For me it doesn't take a stretch of the imagination to believe. When I was telling my mother about the book her first comment was: "Sounds very European to me."(Meaning reminiscent of the Soviet Union methods in years past). To illustrate I have two words: Elena Mukhina. A Soviet Woman gymnast that was pushed to do a tumbling pass that was beyond her capabilities and strength, as well as beyond her comfort. The result was that she broke her neck. Granted, she was a Soviet Woman and the Karoylis are Romanian but both places were communists countries at their height and, as such, had very similar views on their athletes. (Ironically the reason she was pushed to do this was because of entrance of one Nadia Com'neci to the gymnastic forum. And who was Nadia Com'neci's coach? Bela Karolyi.)
Bottom line is that it really what naysayers think. It is not so unreasonable to put legislation in to place to protect our youthful athletes. We protect our child stars: How many hours they can work, laws about their getting schooling, etc. California also has the Coogan law to help protect some of the earnings of child actors. Something like this should be considered for child athletes as well.
I do agree with the one reviewer that the writing was a little dry in a few spots and not necessarily written with a skill that one would expect of a published book but I found these things easy to overlook because the story is so enthralling. Don't get me wrong, this book is NOT poorly written.
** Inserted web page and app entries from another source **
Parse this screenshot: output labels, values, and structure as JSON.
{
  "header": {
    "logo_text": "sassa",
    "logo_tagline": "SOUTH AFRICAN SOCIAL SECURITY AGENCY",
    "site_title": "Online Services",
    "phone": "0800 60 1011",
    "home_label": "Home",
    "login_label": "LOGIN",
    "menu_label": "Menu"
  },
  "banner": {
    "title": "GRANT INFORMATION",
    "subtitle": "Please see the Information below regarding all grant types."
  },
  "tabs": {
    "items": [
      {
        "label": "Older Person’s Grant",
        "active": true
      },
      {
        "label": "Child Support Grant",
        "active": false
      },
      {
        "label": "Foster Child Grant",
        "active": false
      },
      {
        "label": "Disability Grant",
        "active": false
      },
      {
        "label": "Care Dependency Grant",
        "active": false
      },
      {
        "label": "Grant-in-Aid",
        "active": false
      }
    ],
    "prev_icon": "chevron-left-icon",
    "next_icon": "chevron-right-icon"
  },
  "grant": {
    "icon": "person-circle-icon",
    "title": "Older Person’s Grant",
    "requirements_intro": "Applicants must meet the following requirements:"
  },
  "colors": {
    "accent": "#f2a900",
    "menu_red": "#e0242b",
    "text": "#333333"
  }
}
It's hard for me to articulate exactly what I mean. The best I can do is say I have read a lot of books, mostly fiction, (I own about 10,000 books) and it doesn't quite have the polish that a professional writer would have. But you know going in that writing is not her profession so I found it easy to overlook. In my opinion, you wouldn't expect an author to do a cartwheel with the polish and grace of a gymnast; you can't expect a gymnast to have the polish of a professional author.
Another person complained about how she goes on and on about her "perfect husband." I didn't find it that bad. Yes, to some degree I could agree with that reviewer but I found it more sweet. To me it was like she was trying to convey to the readers all her overwhelming love and admiration for this man into words and no words seemed adequate so she just kept adding more words.
Overall, it something everyone should read and hopefully some laws can be enacted to help protect all our young athletes.